Italy’s La Morte Viene Dallo Spazio (Death Comes from Space) has utterly triumphed with their debut album Trivial Visions! Taking the sound cultivated from their first ep Sky Over Giza, the group expands heavily on their psychedelic songwriting in ways that are truly creative and evolved.
It can be difficult to put this style of music into a category that’s easily understood but that’s what’s so good about it. The closest I could come up with is Trivial Visions is an eclectic/eccentric mix of Pink Floyd and Cirque Du Soleil coming together to create their interpretation of a Psychedelic Black Metal album with Progressive, Doom, and Stoner influences. In addition to the interesting songwriting is a range of fascinating production choices which at first sound a little strange but make sense for the types of sounds employed on the album. There are a lot of whirrings, theremins, samples, distorted motifs, and ambiance. At first, the sound will be jarring as the expected modern Metal tones and production aren’t really present and are replaced with something I could only equate to Spaghetti Sci-Fi Metal (in the same vein as a Spaghetti Western). It would be described as thin in the drums, thick in the bass, growling in the guitar, and drenched in ridiculous amounts of ambient echoes and delays.
The album begins with the instrumental mid-tempo “Lost Horizon” that engulfs the listener with chorused bass tones, delay-laden guitars, and processive percussion, building into a crescendo of Black Metal style riffs and fast kick drums.
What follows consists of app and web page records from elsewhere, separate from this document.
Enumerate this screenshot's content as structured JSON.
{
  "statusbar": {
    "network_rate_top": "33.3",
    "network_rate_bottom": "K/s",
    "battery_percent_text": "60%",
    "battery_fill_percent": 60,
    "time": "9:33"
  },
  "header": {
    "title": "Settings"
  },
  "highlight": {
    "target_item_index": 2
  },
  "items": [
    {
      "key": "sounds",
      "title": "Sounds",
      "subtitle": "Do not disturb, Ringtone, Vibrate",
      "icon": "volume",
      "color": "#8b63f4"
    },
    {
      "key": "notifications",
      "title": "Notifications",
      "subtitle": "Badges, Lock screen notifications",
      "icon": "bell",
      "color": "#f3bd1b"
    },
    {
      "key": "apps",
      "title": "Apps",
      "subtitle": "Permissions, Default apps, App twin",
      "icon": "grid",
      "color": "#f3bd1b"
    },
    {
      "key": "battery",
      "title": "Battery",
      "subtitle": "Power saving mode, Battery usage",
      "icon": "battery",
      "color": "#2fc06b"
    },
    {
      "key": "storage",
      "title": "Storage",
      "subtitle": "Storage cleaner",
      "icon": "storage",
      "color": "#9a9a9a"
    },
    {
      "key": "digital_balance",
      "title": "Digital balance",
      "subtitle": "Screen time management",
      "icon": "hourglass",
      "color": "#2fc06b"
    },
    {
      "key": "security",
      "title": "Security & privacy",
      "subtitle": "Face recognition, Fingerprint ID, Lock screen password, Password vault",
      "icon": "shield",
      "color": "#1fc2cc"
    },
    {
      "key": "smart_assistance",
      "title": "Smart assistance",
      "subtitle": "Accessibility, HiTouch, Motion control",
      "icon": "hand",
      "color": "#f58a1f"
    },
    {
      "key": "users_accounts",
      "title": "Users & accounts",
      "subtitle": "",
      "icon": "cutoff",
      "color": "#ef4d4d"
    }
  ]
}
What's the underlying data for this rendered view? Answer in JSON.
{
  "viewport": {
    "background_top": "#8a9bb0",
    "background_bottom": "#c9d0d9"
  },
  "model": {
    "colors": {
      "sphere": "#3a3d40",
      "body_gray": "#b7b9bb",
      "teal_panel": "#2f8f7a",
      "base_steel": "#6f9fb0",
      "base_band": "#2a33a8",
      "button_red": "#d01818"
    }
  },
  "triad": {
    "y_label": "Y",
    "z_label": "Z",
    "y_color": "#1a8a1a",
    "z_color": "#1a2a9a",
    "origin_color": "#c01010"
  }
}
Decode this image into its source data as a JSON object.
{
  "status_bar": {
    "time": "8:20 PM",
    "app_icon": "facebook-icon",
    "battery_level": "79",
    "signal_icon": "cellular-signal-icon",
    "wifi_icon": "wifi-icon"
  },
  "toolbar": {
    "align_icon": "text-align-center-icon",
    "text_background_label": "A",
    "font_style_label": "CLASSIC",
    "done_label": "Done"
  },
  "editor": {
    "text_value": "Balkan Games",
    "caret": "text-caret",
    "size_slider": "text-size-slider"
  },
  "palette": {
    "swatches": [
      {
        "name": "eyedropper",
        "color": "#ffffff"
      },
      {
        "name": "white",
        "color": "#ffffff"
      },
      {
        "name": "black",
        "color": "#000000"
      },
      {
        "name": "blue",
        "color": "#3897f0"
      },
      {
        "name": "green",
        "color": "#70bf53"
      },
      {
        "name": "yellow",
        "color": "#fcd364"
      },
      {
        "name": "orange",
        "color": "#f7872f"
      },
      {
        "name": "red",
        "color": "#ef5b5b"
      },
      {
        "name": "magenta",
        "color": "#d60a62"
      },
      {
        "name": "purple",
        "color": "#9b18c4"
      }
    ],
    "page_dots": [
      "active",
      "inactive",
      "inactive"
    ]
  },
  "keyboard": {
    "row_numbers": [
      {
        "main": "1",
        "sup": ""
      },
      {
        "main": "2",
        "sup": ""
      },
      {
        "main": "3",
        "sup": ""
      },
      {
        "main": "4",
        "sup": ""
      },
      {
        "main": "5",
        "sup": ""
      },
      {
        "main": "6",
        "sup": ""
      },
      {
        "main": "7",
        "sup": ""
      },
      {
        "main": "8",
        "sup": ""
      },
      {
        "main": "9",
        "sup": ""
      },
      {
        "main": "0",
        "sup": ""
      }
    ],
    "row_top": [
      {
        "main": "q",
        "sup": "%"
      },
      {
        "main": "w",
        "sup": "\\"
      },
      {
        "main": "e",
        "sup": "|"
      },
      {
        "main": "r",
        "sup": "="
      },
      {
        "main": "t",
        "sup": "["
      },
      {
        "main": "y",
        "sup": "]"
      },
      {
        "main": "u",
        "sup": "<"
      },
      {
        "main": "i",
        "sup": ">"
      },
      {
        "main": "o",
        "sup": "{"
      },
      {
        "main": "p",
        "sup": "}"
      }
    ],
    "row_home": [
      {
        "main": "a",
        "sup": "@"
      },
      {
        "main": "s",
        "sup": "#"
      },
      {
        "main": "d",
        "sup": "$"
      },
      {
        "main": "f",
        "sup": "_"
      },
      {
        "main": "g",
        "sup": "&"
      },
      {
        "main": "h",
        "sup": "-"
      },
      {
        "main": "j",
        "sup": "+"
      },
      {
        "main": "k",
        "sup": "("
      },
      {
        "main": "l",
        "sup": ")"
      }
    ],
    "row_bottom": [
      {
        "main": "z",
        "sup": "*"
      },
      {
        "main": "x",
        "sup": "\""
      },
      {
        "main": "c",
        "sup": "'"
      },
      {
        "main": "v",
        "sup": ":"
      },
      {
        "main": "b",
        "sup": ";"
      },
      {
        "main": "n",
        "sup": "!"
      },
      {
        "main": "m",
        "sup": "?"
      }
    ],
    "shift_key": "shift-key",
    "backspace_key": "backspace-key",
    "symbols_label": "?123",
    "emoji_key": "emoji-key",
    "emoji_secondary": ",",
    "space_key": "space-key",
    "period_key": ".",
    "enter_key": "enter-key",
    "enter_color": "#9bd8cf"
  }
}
The sound staging is excellent and dramatic with this opener as it begins with the sparsity of traveling a dark road at night to the helplessness of being abducted by aliens, theremin whirrs ascending and descending all the while.
The transition into the danceable title track “Trivial Visions” picks up right where Horizon left off, this time with a cavernous flute and odd time signatures. After about a minute the track slams into a high-toned distorted bassline paired with a groovy drum pattern while vocalist Melissa Crema recites a story in the background. This is probably where I have a slight problem with the album, her vocals are a little too quiet to make out what she’s singing clearly but at the same time that effect works in a way as it makes her voice a part of the ambiance rather than the lead feature.
“Cursed Invader” and “Oracolo Della Morte” sees the band plateau a little with the main theme of the tracks repeating as an ensemble of motifs, effects and noises flutter about as though the band has descended into the unstructured chaos of a jam session.
We are then led to the track “Ashes” that starts to get into doomy territory as the guitars thicken up into a thick fuzz but retains the motifs of sound carried by the previous tracks with the vocals coming back in, ending in a thrashy, cracked af pairing of guitar solos.
From here I’ll quit with the blow-by-blow report of the songs, mainly to save some surprises for potential listeners. Though what is incredible to hear on this release is how far the band has come in its development. Their previous releases were relatively straightforward if a little odd (in a good way). Trivial Visions is an interpretation of many musical styles glued together to make something somewhat unhinged and out of control while at the same time playing by their own rule book, an exercise in how far a band can be pushed creatively.
As much as I loved the album, the only thing I would have liked to have heard is a little less in the way of jamming and more in the way of focused ideas. Tracks like Trivial Visions nail what I’m talking about so hard! Otherwise that critique should be taken lightly as this is one of the most unique albums I’ve heard in the past year. They’re now my favorite Italian band.
It’s Roswell in your speaker system, The aliens have come to probe your ears and probe your… other areas. A truly unique and interesting body of work that deserves the genre I’ve made specifically for it: Spaghetti Sci-Fi Metal.